so devastatingly hot that even dogs would lie around on the
asphalt, panting. 

Many people today use the phrase to mean something like that—
but originally, the phrase actually had nothing to do with dogs,
or even with the lazy days of summer. Instead, it turns out,
the dog days refer to the dog star, Sirius, and its position
in the heavens.

To the Greeks and Romans, the “dog days” occurred around the
day when Sirius appeared to rise just before the sun, in late July.
They referred to these days as the hottest time of the year,
a period that could bring fever, or even catastrophe.

“If you go back even as far as Homer, The Iliad, it’s referring to
Sirius as Orion’s dog rising, and it describes the star as being
associated with war and disaster,” said Jay B. Holberg,
author of Sirius: Brightest Diamond in the Night Sky
and senior research scientist at the University of Arizona
Lunar & Planetary Laboratory. “All throughout
Greek and Roman literature, you found these things.”
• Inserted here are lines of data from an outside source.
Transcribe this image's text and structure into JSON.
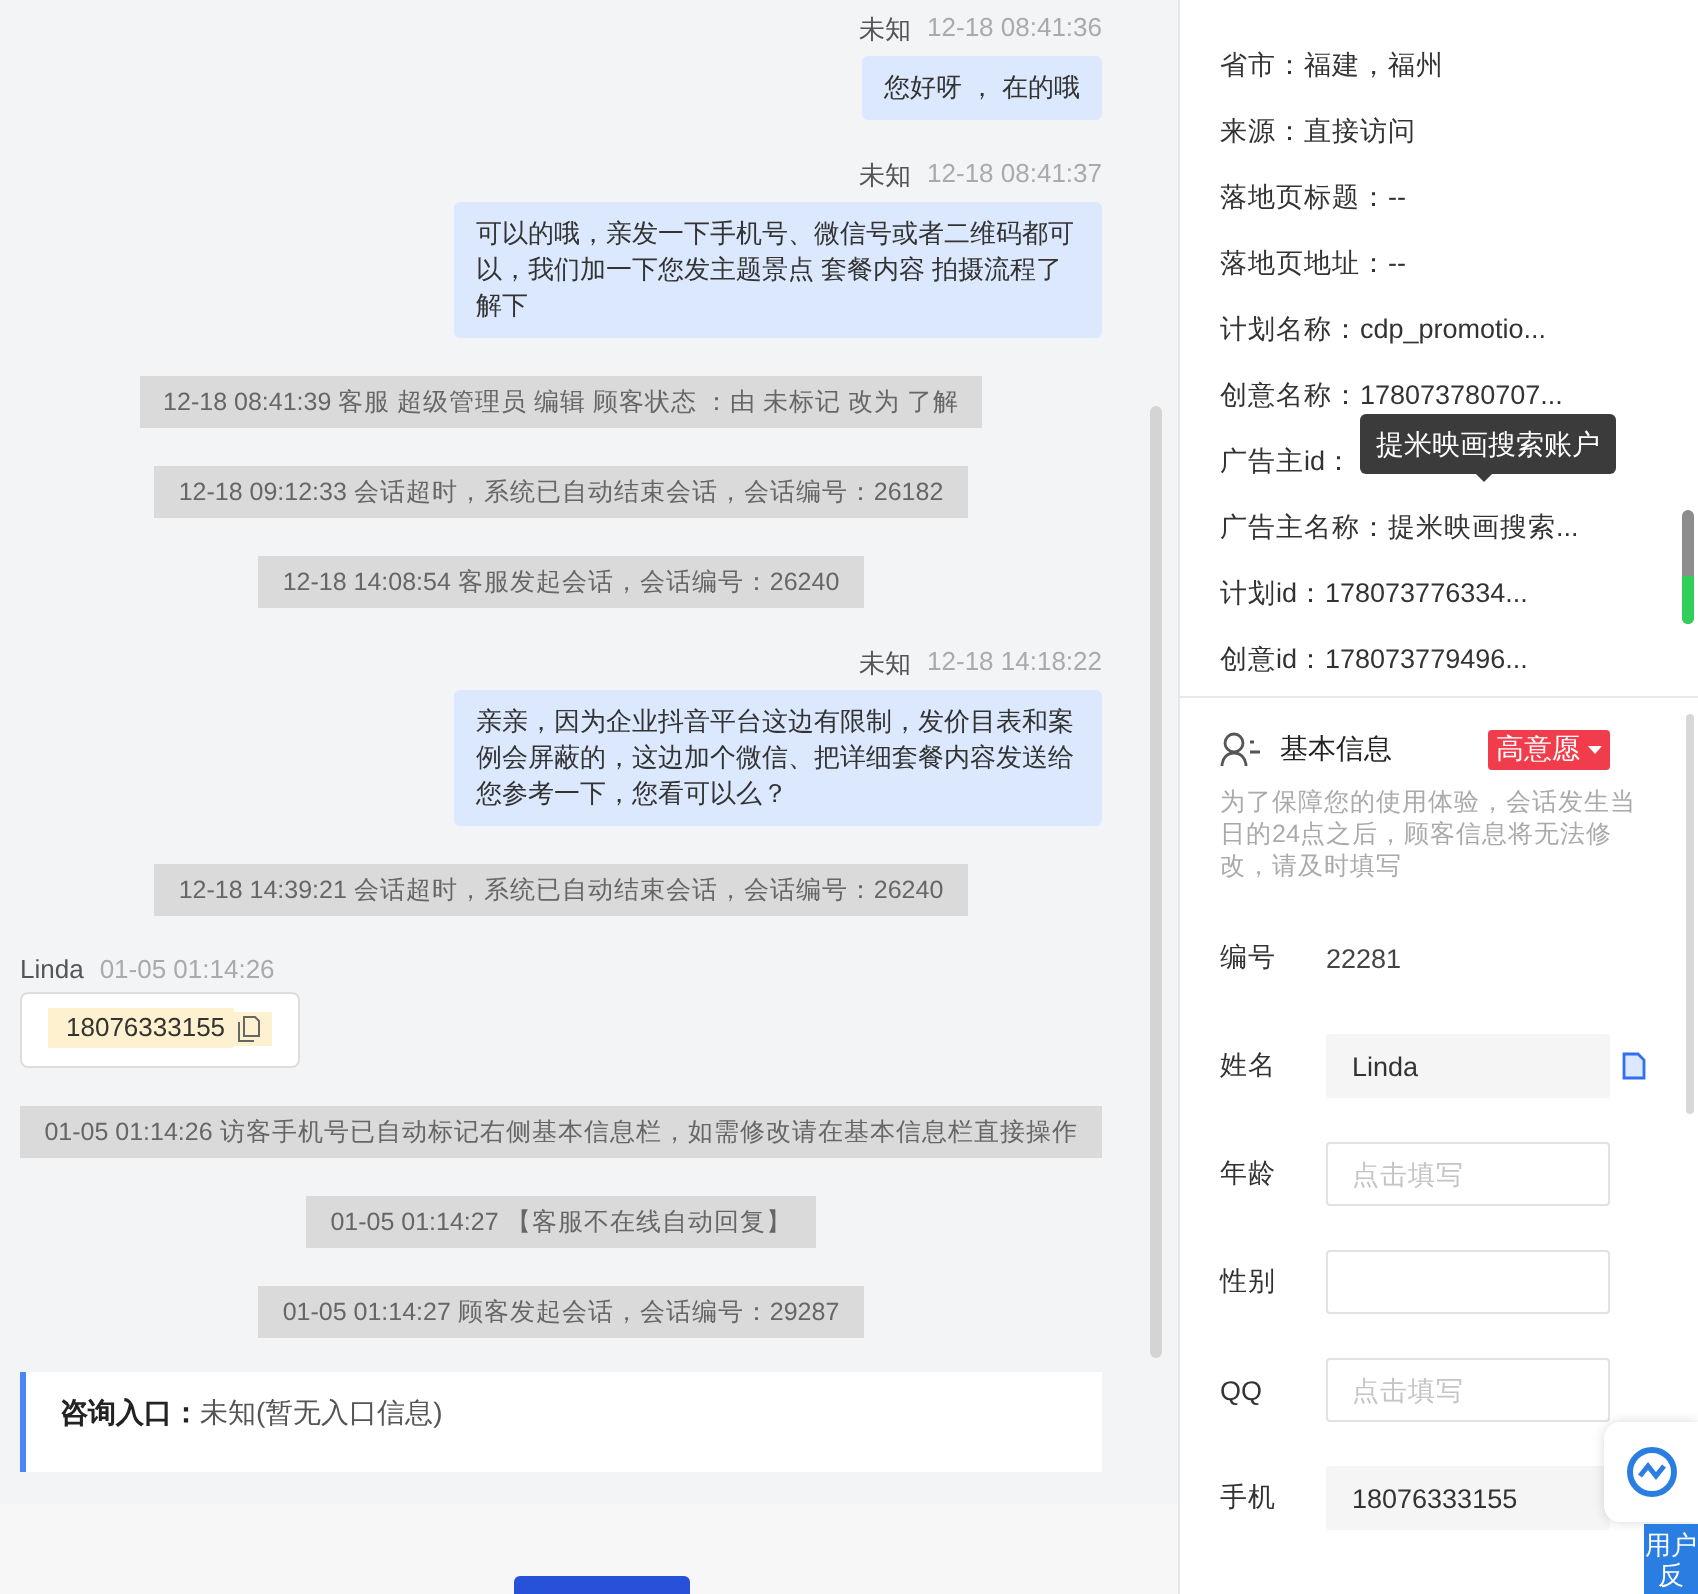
{
  "chat": {
    "messages": [
      {
        "kind": "sent",
        "sender": "未知",
        "time": "12-18 08:41:36",
        "text": "您好呀 ， 在的哦"
      },
      {
        "kind": "sent",
        "sender": "未知",
        "time": "12-18 08:41:37",
        "text": "可以的哦，亲发一下手机号、微信号或者二维码都可以，我们加一下您发主题景点 套餐内容 拍摄流程了解下"
      },
      {
        "kind": "system",
        "text": "12-18 08:41:39 客服 超级管理员 编辑 顾客状态 ：由 未标记 改为 了解"
      },
      {
        "kind": "system",
        "text": "12-18 09:12:33 会话超时，系统已自动结束会话，会话编号：26182"
      },
      {
        "kind": "system",
        "text": "12-18 14:08:54 客服发起会话，会话编号：26240"
      },
      {
        "kind": "sent",
        "sender": "未知",
        "time": "12-18 14:18:22",
        "text": "亲亲，因为企业抖音平台这边有限制，发价目表和案例会屏蔽的，这边加个微信、把详细套餐内容发送给您参考一下，您看可以么？"
      },
      {
        "kind": "system",
        "text": "12-18 14:39:21 会话超时，系统已自动结束会话，会话编号：26240"
      },
      {
        "kind": "received",
        "sender": "Linda",
        "time": "01-05 01:14:26",
        "text": "18076333155"
      },
      {
        "kind": "system",
        "text": "01-05 01:14:26 访客手机号已自动标记右侧基本信息栏，如需修改请在基本信息栏直接操作"
      },
      {
        "kind": "system",
        "text": "01-05 01:14:27 【客服不在线自动回复】"
      },
      {
        "kind": "system",
        "text": "01-05 01:14:27 顾客发起会话，会话编号：29287"
      },
      {
        "kind": "info",
        "label": "咨询入口：",
        "value": "未知(暂无入口信息)"
      }
    ]
  },
  "visitor_details": [
    "省市：福建，福州",
    "来源：直接访问",
    "落地页标题：--",
    "落地页地址：--",
    "计划名称：cdp_promotio...",
    "创意名称：178073780707...",
    "广告主id：",
    "广告主名称：提米映画搜索...",
    "计划id：178073776334...",
    "创意id：178073779496..."
  ],
  "tooltip": "提米映画搜索账户",
  "basic_info": {
    "title": "基本信息",
    "intent_badge": "高意愿",
    "note": "为了保障您的使用体验，会话发生当日的24点之后，顾客信息将无法修改，请及时填写",
    "fields": [
      {
        "label": "编号",
        "kind": "text",
        "value": "22281"
      },
      {
        "label": "姓名",
        "kind": "filled",
        "value": "Linda",
        "copyable": true
      },
      {
        "label": "年龄",
        "kind": "input",
        "placeholder": "点击填写"
      },
      {
        "label": "性别",
        "kind": "input"
      },
      {
        "label": "QQ",
        "kind": "input",
        "placeholder": "点击填写"
      },
      {
        "label": "手机",
        "kind": "filled",
        "value": "18076333155"
      }
    ]
  },
  "feedback_tab": "用户反"
}
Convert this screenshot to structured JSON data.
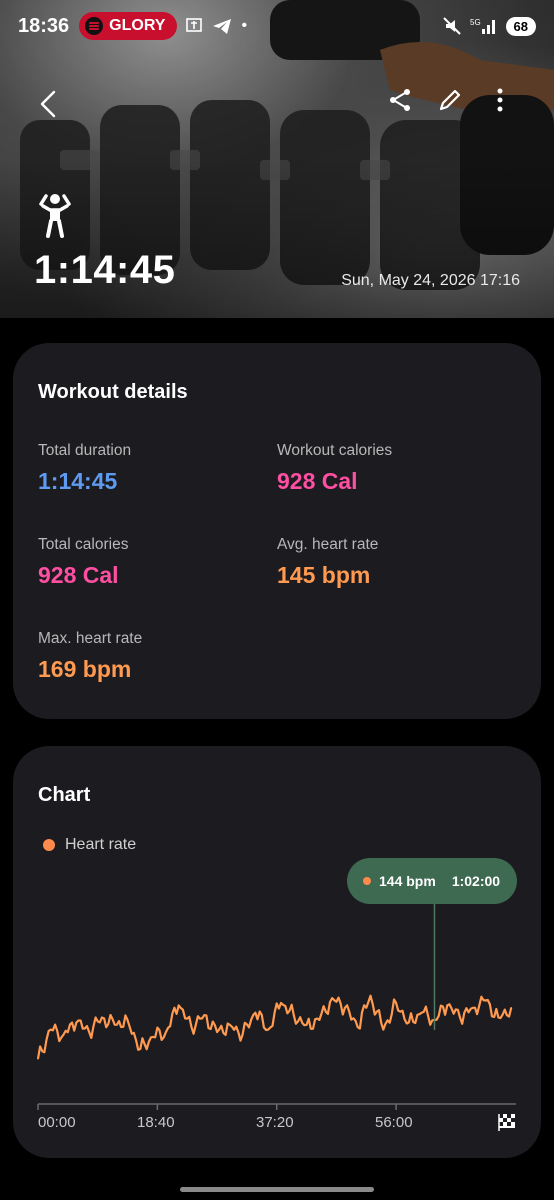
{
  "status_bar": {
    "time": "18:36",
    "spotify_label": "GLORY",
    "battery": "68"
  },
  "header": {
    "duration": "1:14:45",
    "date": "Sun, May 24, 2026 17:16"
  },
  "details": {
    "title": "Workout details",
    "stats": [
      {
        "label": "Total duration",
        "value": "1:14:45"
      },
      {
        "label": "Workout calories",
        "value": "928 Cal"
      },
      {
        "label": "Total calories",
        "value": "928 Cal"
      },
      {
        "label": "Avg. heart rate",
        "value": "145 bpm"
      },
      {
        "label": "Max. heart rate",
        "value": "169 bpm"
      }
    ]
  },
  "chart": {
    "title": "Chart",
    "legend": "Heart rate",
    "tooltip_value": "144 bpm",
    "tooltip_time": "1:02:00"
  },
  "colors": {
    "duration_blue": "#5e9bf0",
    "calories_pink": "#ff4fa3",
    "heart_orange": "#ff9a50",
    "tooltip_green": "#3e6a52",
    "card_bg": "#1c1b1f"
  },
  "chart_data": {
    "type": "line",
    "xlabel": "",
    "ylabel": "",
    "x_ticks": [
      "00:00",
      "18:40",
      "37:20",
      "56:00"
    ],
    "series": [
      {
        "name": "Heart rate",
        "x_minutes": [
          0,
          2,
          4,
          6,
          8,
          10,
          12,
          14,
          16,
          18,
          20,
          22,
          24,
          26,
          28,
          30,
          32,
          34,
          36,
          38,
          40,
          42,
          44,
          46,
          48,
          50,
          52,
          54,
          56,
          58,
          60,
          62,
          64,
          66,
          68,
          70,
          72,
          74
        ],
        "values": [
          128,
          140,
          138,
          143,
          139,
          145,
          142,
          144,
          132,
          137,
          139,
          150,
          141,
          146,
          139,
          142,
          138,
          147,
          140,
          151,
          146,
          142,
          144,
          153,
          149,
          141,
          154,
          140,
          151,
          143,
          147,
          144,
          150,
          145,
          149,
          152,
          145,
          149
        ]
      }
    ],
    "highlight": {
      "x": "1:02:00",
      "value": 144
    }
  }
}
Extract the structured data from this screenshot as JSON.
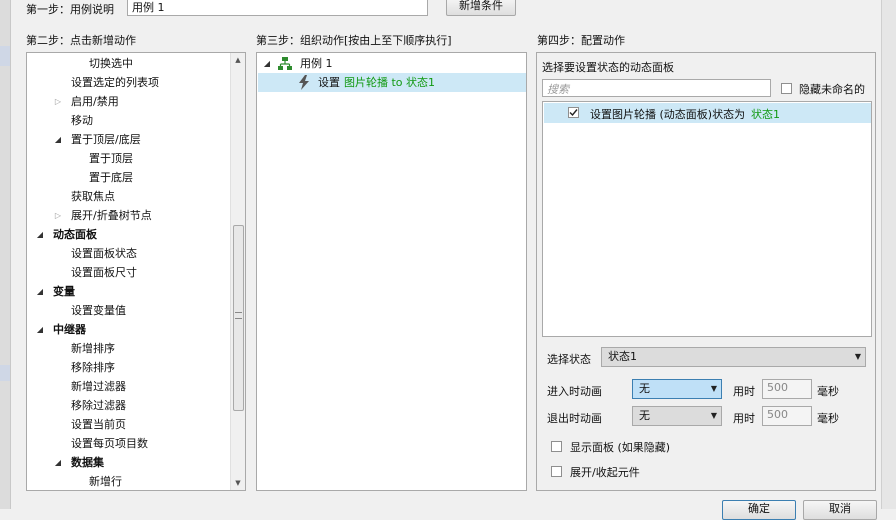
{
  "step1": {
    "label": "第一步：用例说明",
    "case_name": "用例 1",
    "add_condition_button": "新增条件"
  },
  "step2": {
    "label": "第二步：点击新增动作",
    "items": [
      {
        "text": "切换选中",
        "level": 3,
        "toggle": "",
        "bold": false
      },
      {
        "text": "设置选定的列表项",
        "level": 2,
        "toggle": "",
        "bold": false
      },
      {
        "text": "启用/禁用",
        "level": 2,
        "toggle": "closed",
        "bold": false
      },
      {
        "text": "移动",
        "level": 2,
        "toggle": "",
        "bold": false
      },
      {
        "text": "置于顶层/底层",
        "level": 2,
        "toggle": "open",
        "bold": false
      },
      {
        "text": "置于顶层",
        "level": 3,
        "toggle": "",
        "bold": false
      },
      {
        "text": "置于底层",
        "level": 3,
        "toggle": "",
        "bold": false
      },
      {
        "text": "获取焦点",
        "level": 2,
        "toggle": "",
        "bold": false
      },
      {
        "text": "展开/折叠树节点",
        "level": 2,
        "toggle": "closed",
        "bold": false
      },
      {
        "text": "动态面板",
        "level": 1,
        "toggle": "open",
        "bold": true
      },
      {
        "text": "设置面板状态",
        "level": 2,
        "toggle": "",
        "bold": false
      },
      {
        "text": "设置面板尺寸",
        "level": 2,
        "toggle": "",
        "bold": false
      },
      {
        "text": "变量",
        "level": 1,
        "toggle": "open",
        "bold": true
      },
      {
        "text": "设置变量值",
        "level": 2,
        "toggle": "",
        "bold": false
      },
      {
        "text": "中继器",
        "level": 1,
        "toggle": "open",
        "bold": true
      },
      {
        "text": "新增排序",
        "level": 2,
        "toggle": "",
        "bold": false
      },
      {
        "text": "移除排序",
        "level": 2,
        "toggle": "",
        "bold": false
      },
      {
        "text": "新增过滤器",
        "level": 2,
        "toggle": "",
        "bold": false
      },
      {
        "text": "移除过滤器",
        "level": 2,
        "toggle": "",
        "bold": false
      },
      {
        "text": "设置当前页",
        "level": 2,
        "toggle": "",
        "bold": false
      },
      {
        "text": "设置每页项目数",
        "level": 2,
        "toggle": "",
        "bold": false
      },
      {
        "text": "数据集",
        "level": 2,
        "toggle": "open",
        "bold": true
      },
      {
        "text": "新增行",
        "level": 3,
        "toggle": "",
        "bold": false
      }
    ]
  },
  "step3": {
    "label": "第三步：组织动作[按由上至下顺序执行]",
    "case_label": "用例 1",
    "action_prefix": "设置",
    "action_target": "图片轮播 to 状态1"
  },
  "step4": {
    "label": "第四步：配置动作",
    "panel_title": "选择要设置状态的动态面板",
    "search_placeholder": "搜索",
    "hide_unnamed": "隐藏未命名的",
    "panel_item_text": "设置图片轮播 (动态面板)状态为",
    "panel_item_state": "状态1",
    "select_state_label": "选择状态",
    "select_state_value": "状态1",
    "enter_anim_label": "进入时动画",
    "enter_anim_value": "无",
    "exit_anim_label": "退出时动画",
    "exit_anim_value": "无",
    "duration_label": "用时",
    "duration_value_enter": "500",
    "duration_value_exit": "500",
    "ms_label": "毫秒",
    "show_panel": "显示面板 (如果隐藏)",
    "expand_widget": "展开/收起元件"
  },
  "footer": {
    "ok_button": "确定",
    "cancel_button": "取消"
  },
  "colors": {
    "selected_bg": "#cde8f6",
    "green_text": "#119911",
    "dropdown_highlight": "#bfe0f7"
  }
}
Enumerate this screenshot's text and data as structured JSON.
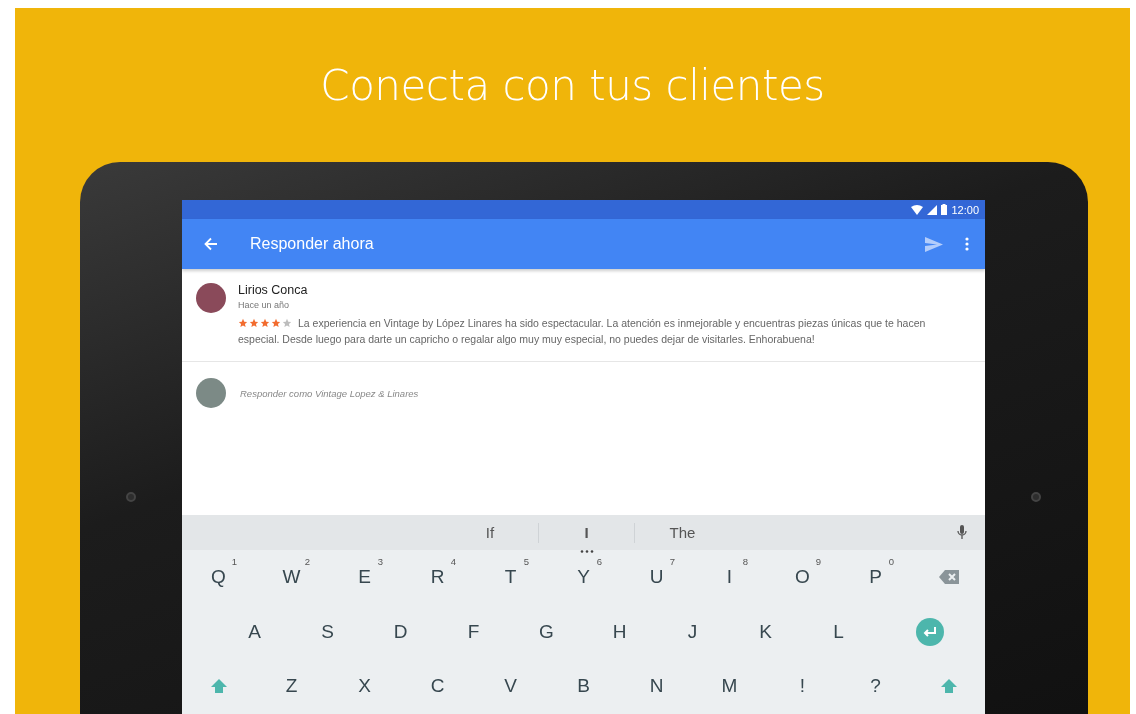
{
  "headline": "Conecta con tus clientes",
  "status_bar": {
    "time": "12:00"
  },
  "app_bar": {
    "title": "Responder ahora"
  },
  "review": {
    "author": "Lirios Conca",
    "date": "Hace un año",
    "stars": 4,
    "text": "La experiencia en Vintage by López Linares ha sido espectacular. La atención es inmejorable y encuentras piezas únicas que te hacen especial. Desde luego para darte un capricho o regalar algo muy muy especial, no puedes dejar de visitarles. Enhorabuena!"
  },
  "reply": {
    "placeholder": "Responder como Vintage Lopez & Linares"
  },
  "keyboard": {
    "suggestions": [
      {
        "label": "If",
        "selected": false
      },
      {
        "label": "I",
        "selected": true
      },
      {
        "label": "The",
        "selected": false
      }
    ],
    "rows": [
      [
        {
          "kind": "letter",
          "label": "Q",
          "hint": "1"
        },
        {
          "kind": "letter",
          "label": "W",
          "hint": "2"
        },
        {
          "kind": "letter",
          "label": "E",
          "hint": "3"
        },
        {
          "kind": "letter",
          "label": "R",
          "hint": "4"
        },
        {
          "kind": "letter",
          "label": "T",
          "hint": "5"
        },
        {
          "kind": "letter",
          "label": "Y",
          "hint": "6"
        },
        {
          "kind": "letter",
          "label": "U",
          "hint": "7"
        },
        {
          "kind": "letter",
          "label": "I",
          "hint": "8"
        },
        {
          "kind": "letter",
          "label": "O",
          "hint": "9"
        },
        {
          "kind": "letter",
          "label": "P",
          "hint": "0"
        },
        {
          "kind": "backspace"
        }
      ],
      [
        {
          "kind": "letter",
          "label": "A"
        },
        {
          "kind": "letter",
          "label": "S"
        },
        {
          "kind": "letter",
          "label": "D"
        },
        {
          "kind": "letter",
          "label": "F"
        },
        {
          "kind": "letter",
          "label": "G"
        },
        {
          "kind": "letter",
          "label": "H"
        },
        {
          "kind": "letter",
          "label": "J"
        },
        {
          "kind": "letter",
          "label": "K"
        },
        {
          "kind": "letter",
          "label": "L"
        },
        {
          "kind": "enter"
        }
      ],
      [
        {
          "kind": "shift"
        },
        {
          "kind": "letter",
          "label": "Z"
        },
        {
          "kind": "letter",
          "label": "X"
        },
        {
          "kind": "letter",
          "label": "C"
        },
        {
          "kind": "letter",
          "label": "V"
        },
        {
          "kind": "letter",
          "label": "B"
        },
        {
          "kind": "letter",
          "label": "N"
        },
        {
          "kind": "letter",
          "label": "M"
        },
        {
          "kind": "letter",
          "label": "!"
        },
        {
          "kind": "letter",
          "label": "?"
        },
        {
          "kind": "shift"
        }
      ]
    ]
  }
}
The phrase “dog days” was translated from Latin to English
about 500 years ago. Since then, it has taken on new meanings.

Continue reading about Dog Days...
http://news.nationalgeographic.com/2015/07/150710-dog-days-summer-sirius-star-astronomy-weather-language